The discount chain is named after Tesco’s founder, Jack Cohen, who created the business nearly 100 years ago.
Tesco said that the chain will “operate a low-cost business model” that aims to keep costs low and prices down.
Over the next six months, Tesco will launch 10-15 Jack’s stores in the UK, with the first two stores to open on 20 September in Chatteris, Cambridgeshire, and Immingham, Lincolnshire.
Tesco said that the majority of Jack’s food and drink products will be "grown, reared or made in Britain” and it will also stock an own brand range.
Dave Lewis, Tesco Group Chief Executive, said: “Jack Cohen championed value for customers and changed the face of British shopping. He’s an inspiration for all of us and that same spirit still drives Tesco now.
“It’s fitting that today, we mark the beginning of Tesco’s celebration of 100 Years of Great Value by launching a new brand, and stores bearing his name: Jack’s.
“Great tasting food at the lowest possible prices with 8 out of 10 products grown, reared or made in Britain.”
Today, Tesco is Britain's biggest grocery retailer with a share of 27.4%, while Aldi and Lidl have a combined share of 13.1%, according to data from Kantar Worldpanel.

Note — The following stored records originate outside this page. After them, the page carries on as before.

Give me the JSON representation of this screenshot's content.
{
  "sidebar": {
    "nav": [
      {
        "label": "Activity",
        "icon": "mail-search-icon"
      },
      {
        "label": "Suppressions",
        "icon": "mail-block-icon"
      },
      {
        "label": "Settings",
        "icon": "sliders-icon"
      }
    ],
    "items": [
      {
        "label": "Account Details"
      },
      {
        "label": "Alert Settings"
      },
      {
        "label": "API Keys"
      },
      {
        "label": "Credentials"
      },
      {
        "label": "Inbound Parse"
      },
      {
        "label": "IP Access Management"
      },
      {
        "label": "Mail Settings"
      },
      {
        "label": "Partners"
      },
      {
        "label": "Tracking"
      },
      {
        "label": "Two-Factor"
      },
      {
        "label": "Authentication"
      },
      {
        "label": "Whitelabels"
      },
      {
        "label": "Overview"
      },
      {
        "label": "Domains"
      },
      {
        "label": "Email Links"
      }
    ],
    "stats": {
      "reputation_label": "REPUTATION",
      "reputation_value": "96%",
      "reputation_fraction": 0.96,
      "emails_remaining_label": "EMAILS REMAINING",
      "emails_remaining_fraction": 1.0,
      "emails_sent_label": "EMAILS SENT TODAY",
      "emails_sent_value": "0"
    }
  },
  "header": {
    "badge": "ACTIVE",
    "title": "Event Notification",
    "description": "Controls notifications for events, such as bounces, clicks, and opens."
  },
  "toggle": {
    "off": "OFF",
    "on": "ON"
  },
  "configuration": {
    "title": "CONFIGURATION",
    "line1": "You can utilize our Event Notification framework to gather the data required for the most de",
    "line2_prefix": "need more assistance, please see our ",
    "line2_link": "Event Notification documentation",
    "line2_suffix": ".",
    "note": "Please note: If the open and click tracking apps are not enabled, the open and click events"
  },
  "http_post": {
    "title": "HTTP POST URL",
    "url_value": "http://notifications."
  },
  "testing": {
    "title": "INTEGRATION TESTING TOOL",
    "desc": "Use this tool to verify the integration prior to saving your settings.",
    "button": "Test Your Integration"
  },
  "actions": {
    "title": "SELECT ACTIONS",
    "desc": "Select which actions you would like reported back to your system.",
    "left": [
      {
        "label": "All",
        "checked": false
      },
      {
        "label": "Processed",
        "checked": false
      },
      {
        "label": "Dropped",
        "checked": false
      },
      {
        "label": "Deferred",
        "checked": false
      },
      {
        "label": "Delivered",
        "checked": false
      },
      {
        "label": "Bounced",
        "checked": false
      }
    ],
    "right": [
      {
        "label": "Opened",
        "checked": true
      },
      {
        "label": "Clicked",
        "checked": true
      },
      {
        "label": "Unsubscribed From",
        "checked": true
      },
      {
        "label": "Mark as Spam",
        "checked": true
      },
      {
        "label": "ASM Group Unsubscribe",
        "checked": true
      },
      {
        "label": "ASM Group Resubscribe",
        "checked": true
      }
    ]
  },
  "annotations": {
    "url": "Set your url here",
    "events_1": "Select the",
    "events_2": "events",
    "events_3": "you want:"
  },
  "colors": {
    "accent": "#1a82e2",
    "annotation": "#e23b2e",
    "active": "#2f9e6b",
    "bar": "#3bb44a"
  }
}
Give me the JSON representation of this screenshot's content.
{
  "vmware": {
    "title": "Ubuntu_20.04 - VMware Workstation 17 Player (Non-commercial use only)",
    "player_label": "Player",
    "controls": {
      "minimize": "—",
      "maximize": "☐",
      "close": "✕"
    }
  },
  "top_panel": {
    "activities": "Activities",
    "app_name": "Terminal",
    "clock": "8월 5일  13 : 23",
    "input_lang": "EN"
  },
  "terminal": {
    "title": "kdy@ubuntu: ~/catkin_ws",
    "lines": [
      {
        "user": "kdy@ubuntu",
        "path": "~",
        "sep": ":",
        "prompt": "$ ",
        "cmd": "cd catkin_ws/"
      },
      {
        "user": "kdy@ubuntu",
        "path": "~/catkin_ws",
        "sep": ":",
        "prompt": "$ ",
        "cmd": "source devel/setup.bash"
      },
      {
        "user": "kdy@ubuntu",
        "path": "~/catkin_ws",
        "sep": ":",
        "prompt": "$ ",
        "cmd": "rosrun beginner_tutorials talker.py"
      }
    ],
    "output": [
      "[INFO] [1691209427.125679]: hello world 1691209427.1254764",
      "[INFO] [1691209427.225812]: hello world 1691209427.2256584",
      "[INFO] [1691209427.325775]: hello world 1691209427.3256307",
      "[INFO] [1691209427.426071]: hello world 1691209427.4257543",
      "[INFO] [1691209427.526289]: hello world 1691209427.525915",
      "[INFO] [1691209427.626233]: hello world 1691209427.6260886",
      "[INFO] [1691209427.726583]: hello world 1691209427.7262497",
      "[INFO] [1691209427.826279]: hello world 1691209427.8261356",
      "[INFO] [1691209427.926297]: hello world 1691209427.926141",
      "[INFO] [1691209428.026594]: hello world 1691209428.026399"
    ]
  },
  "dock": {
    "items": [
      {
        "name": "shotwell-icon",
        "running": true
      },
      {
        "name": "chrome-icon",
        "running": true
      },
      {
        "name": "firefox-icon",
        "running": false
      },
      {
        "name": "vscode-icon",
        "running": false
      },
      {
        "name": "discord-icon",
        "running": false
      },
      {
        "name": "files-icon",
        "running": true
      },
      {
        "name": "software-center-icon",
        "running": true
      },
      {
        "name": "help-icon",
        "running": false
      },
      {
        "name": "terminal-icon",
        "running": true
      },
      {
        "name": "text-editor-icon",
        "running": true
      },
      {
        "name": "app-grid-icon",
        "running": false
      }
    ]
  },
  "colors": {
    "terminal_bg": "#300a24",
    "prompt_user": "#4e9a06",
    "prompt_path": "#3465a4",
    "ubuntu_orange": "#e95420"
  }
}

John Perry, managing director of SCALA, added: “With discount retailers Lidl and Aldi reported to control around 13% of the UK grocery market, it’s no surprise that retail giant Tesco has launched its own discount chain, Jack’s.”
“Hoping to capitalise on the desire from consumers for cheaper produce and greater convenience, mainstream retailers have been battling for this extra market share since German chains Lidl and Aldi’s popularity has continued to soar.
“Our UK Logistics Report highlighted some of the ways in which mainstream retailers are attempting to compete with the discount stores, including the streamlining of product ranges. The typical discount retailer has 7,500 SKUs (stock keeping units), compared to 30,000 for a traditional supermarket.
“Prior to the rumoured launch of Jack’s, Tesco said it would remove up to 30% of its product lines as part of its Project Reset. But, it seems, another way to beat the discounters is to play them at their own game.
“The habits of customers in the grocery sector are also changing, with an increasing move towards ‘little and often’ purchasing. In response, Tesco seems to be further developing its Metro and Express models to incorporate customer demand for convenience and competitive pricing.
“Only time will tell as to whether Tesco’s discount venture takes off. However, it is undeniably an innovative move that’s sure to apply further pressure to the other mainstream retailers.”